When a drug is being medically as opposed to financially approved for a particular use it is generally right and proper that the burden of proof should be high. We do not want drugs with the potential for unacceptable side effects or poor efficacy to slip through the net. The pharmaceutical industry is well aware of the standards expected, which vary according to the circumstances but typically involve testing in humans for around six years and over a thousand patients. The training of doctors emphasises the caution with which medical data on drugs in R&D should be interpreted. However, the same burden of proof should not apply to purely financial matters. The public interest in the areas of economics and financial matters is best served by making the best educated estimates of what the position will turn out to be. Declining to give an opinion because full evidence is not yet available is unheipful, because it could result in withholding medically approved drugs from patients. NICE’s original restrictions on the use of C1-inhs, later retracted, arose because NICE was unwilling to take a view on what experts would expect future trials to show.

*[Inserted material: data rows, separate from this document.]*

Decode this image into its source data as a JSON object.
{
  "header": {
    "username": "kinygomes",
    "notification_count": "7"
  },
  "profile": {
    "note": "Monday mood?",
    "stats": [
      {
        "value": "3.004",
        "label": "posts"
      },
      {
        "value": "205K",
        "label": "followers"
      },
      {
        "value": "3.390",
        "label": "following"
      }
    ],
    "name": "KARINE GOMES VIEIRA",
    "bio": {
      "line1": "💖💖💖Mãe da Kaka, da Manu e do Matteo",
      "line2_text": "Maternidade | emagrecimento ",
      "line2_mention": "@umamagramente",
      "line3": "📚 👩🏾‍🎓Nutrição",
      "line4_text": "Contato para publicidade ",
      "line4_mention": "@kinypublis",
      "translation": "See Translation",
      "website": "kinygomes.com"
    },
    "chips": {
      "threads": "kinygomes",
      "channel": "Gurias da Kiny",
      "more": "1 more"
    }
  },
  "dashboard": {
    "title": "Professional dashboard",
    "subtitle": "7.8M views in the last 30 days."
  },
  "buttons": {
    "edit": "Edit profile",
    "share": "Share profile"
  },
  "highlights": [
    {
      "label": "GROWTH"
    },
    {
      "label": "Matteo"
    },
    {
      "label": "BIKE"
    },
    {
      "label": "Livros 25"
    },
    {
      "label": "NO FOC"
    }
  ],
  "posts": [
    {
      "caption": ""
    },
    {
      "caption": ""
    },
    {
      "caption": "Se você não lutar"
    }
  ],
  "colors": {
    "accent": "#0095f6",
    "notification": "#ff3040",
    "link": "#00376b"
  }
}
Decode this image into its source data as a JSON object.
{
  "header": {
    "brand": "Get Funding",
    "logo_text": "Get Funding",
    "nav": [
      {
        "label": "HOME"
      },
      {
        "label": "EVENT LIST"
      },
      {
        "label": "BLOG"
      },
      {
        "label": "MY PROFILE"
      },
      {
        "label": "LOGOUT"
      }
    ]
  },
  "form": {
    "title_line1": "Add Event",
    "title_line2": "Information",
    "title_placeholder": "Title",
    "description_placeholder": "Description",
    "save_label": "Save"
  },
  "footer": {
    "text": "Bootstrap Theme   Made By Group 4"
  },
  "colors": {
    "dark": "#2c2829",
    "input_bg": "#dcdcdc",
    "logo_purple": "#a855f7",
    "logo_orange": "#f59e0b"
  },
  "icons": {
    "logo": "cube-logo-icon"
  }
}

Apart from C1-inhs the only class of Alzheimer drug to have a representative on the market is “NMDA antagonists”, which helps to prevent excessive levels of the brain chemical “glutamate”, which can cause brain damage. The aim of treatment is to slow down deterioration, particularly in the later stages of the condition.
Many other types of drug are being tested in Alzheimer’s Disease but none of these is yet proven to work. More than 1,200 clinical trials in patients are in progress or awaiting results around the world. Many of these trials concern experimental new drugs although some relate to other aspects of patient care, for example techniques for diagnosis. Amongst the many people researching Alzheimer’s Disease there will be some who passionately believe that success is just around the corner. Unfortunately holding a scientific opinion with conviction does not guarantee success in tests. Nobody can predict how far away a cure or major advance (i.e. slowing down progression by decades rather than months) will turn out to be.
What can governments do to help?
- Adopt a drug pricing scheme and tax measures that encourage R&D.
- Maintain a drug pricing scheme that helps companies during barren or unlucky periods in R&D.
- Support academic excellence in relevant subjects
- Encourage life science hubs and parks.
- Highlight the contribution of the industry to mankind, science and the economy.
- Aim to have more scientists, engineers, mathematicians and doctors in Parliament.
- Support cooperation between the industry, NHS and academia and make it easier.
- Encourage funding of medical charities that undertake important research that is uncommercial for drug companies and beyond the budget affordable by governments.
What should governments avoid?
- Drug pricing systems that are controversial or arbitrary,
- Pricing that overpays for block-busters that will do well anyway.
- Second guessing where future discoveries will be made or creating shopping lists of desired breakthroughs.